**PROBLEM DESCRIPTION:**
Only the pictures are to be omitted; everything else in the listing must be reproduced exactly.

**EXERCISE DATA:**
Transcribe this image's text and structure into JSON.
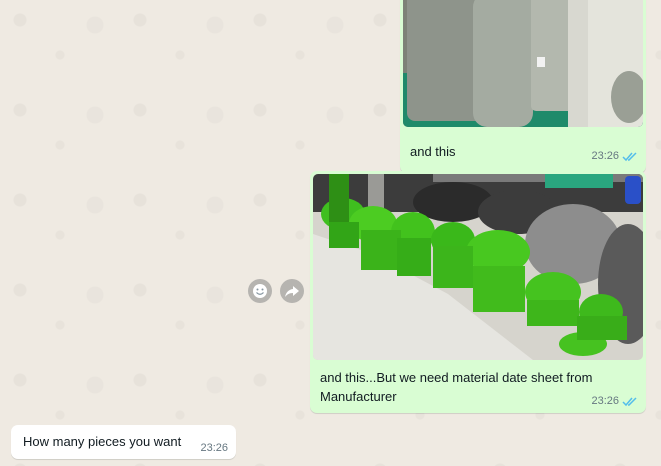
{
  "messages": [
    {
      "direction": "outgoing",
      "type": "image",
      "caption": "and this",
      "time": "23:26",
      "status": "read"
    },
    {
      "direction": "outgoing",
      "type": "image",
      "caption": "and this...But we need material date sheet from Manufacturer",
      "time": "23:26",
      "status": "read"
    },
    {
      "direction": "incoming",
      "type": "text",
      "caption": "How many pieces you want",
      "time": "23:26"
    }
  ],
  "actions": {
    "emoji_icon": "smiley-icon",
    "forward_icon": "forward-icon"
  },
  "colors": {
    "outgoing_bubble": "#d9fdd3",
    "incoming_bubble": "#ffffff",
    "chat_background": "#efeae2",
    "read_ticks": "#53bdeb",
    "timestamp": "#667781"
  }
}
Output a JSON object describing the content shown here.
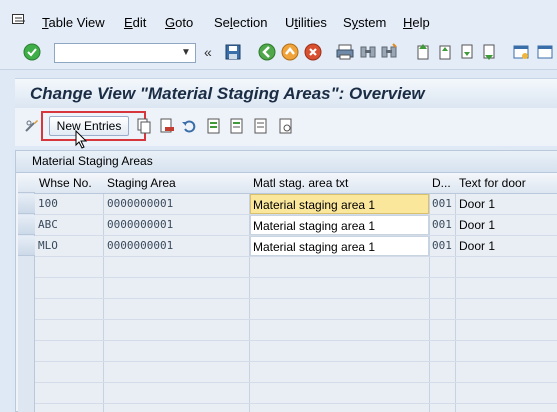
{
  "menu": {
    "items": [
      "Table View",
      "Edit",
      "Goto",
      "Selection",
      "Utilities",
      "System",
      "Help"
    ],
    "underlined": [
      "T",
      "E",
      "G",
      "l",
      "t",
      "y",
      "H"
    ]
  },
  "toolbar": {
    "command_value": "",
    "back_glyph": "«"
  },
  "page": {
    "title": "Change View \"Material Staging Areas\": Overview"
  },
  "app_toolbar": {
    "new_entries_label": "New Entries"
  },
  "table": {
    "caption": "Material Staging Areas",
    "columns": [
      "Whse No.",
      "Staging Area",
      "Matl stag. area txt",
      "D...",
      "Text for door"
    ],
    "rows": [
      {
        "whse": "100",
        "area": "0000000001",
        "text": "Material staging area 1",
        "door": "001",
        "door_text": "Door 1"
      },
      {
        "whse": "ABC",
        "area": "0000000001",
        "text": "Material staging area 1",
        "door": "001",
        "door_text": "Door 1"
      },
      {
        "whse": "MLO",
        "area": "0000000001",
        "text": "Material staging area 1",
        "door": "001",
        "door_text": "Door 1"
      }
    ]
  },
  "colors": {
    "accent_red": "#d8363d",
    "active_field": "#fbe79c",
    "title": "#1b2c45"
  }
}
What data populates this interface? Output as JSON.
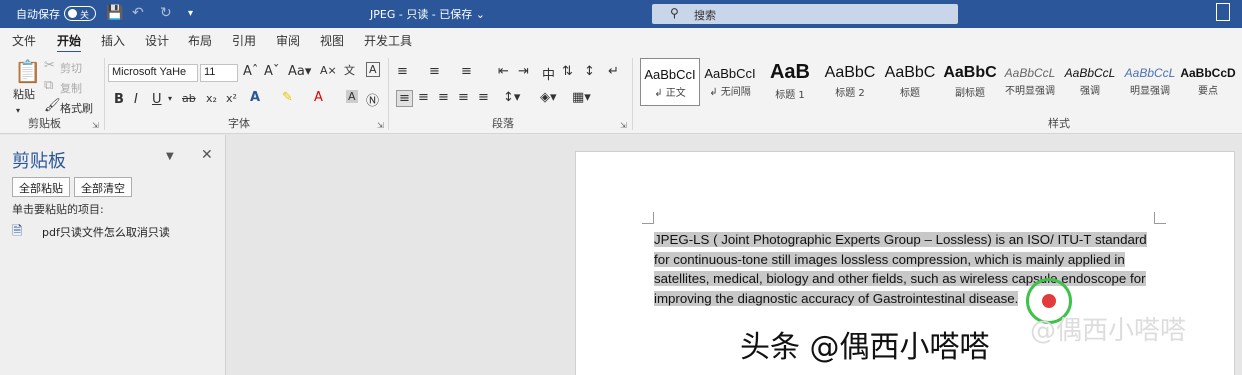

**RESPONSE TO THE TASK:**
Transcribe this image's text and structure into JSON.
{
  "messages": [
    {
      "direction": "outgoing",
      "type": "image",
      "caption": "and this",
      "time": "23:26",
      "status": "read"
    },
    {
      "direction": "outgoing",
      "type": "image",
      "caption": "and this...But we need material date sheet from Manufacturer",
      "time": "23:26",
      "status": "read"
    },
    {
      "direction": "incoming",
      "type": "text",
      "caption": "How many pieces you want",
      "time": "23:26"
    }
  ],
  "actions": {
    "emoji_icon": "smiley-icon",
    "forward_icon": "forward-icon"
  },
  "colors": {
    "outgoing_bubble": "#d9fdd3",
    "incoming_bubble": "#ffffff",
    "chat_background": "#efeae2",
    "read_ticks": "#53bdeb",
    "timestamp": "#667781"
  }
}
Output a JSON object describing the content shown here.
{
  "menu": {
    "items": [
      "Table View",
      "Edit",
      "Goto",
      "Selection",
      "Utilities",
      "System",
      "Help"
    ],
    "underlined": [
      "T",
      "E",
      "G",
      "l",
      "t",
      "y",
      "H"
    ]
  },
  "toolbar": {
    "command_value": "",
    "back_glyph": "«"
  },
  "page": {
    "title": "Change View \"Material Staging Areas\": Overview"
  },
  "app_toolbar": {
    "new_entries_label": "New Entries"
  },
  "table": {
    "caption": "Material Staging Areas",
    "columns": [
      "Whse No.",
      "Staging Area",
      "Matl stag. area txt",
      "D...",
      "Text for door"
    ],
    "rows": [
      {
        "whse": "100",
        "area": "0000000001",
        "text": "Material staging area 1",
        "door": "001",
        "door_text": "Door 1"
      },
      {
        "whse": "ABC",
        "area": "0000000001",
        "text": "Material staging area 1",
        "door": "001",
        "door_text": "Door 1"
      },
      {
        "whse": "MLO",
        "area": "0000000001",
        "text": "Material staging area 1",
        "door": "001",
        "door_text": "Door 1"
      }
    ]
  },
  "colors": {
    "accent_red": "#d8363d",
    "active_field": "#fbe79c",
    "title": "#1b2c45"
  }
}
What data populates this interface? Output as JSON.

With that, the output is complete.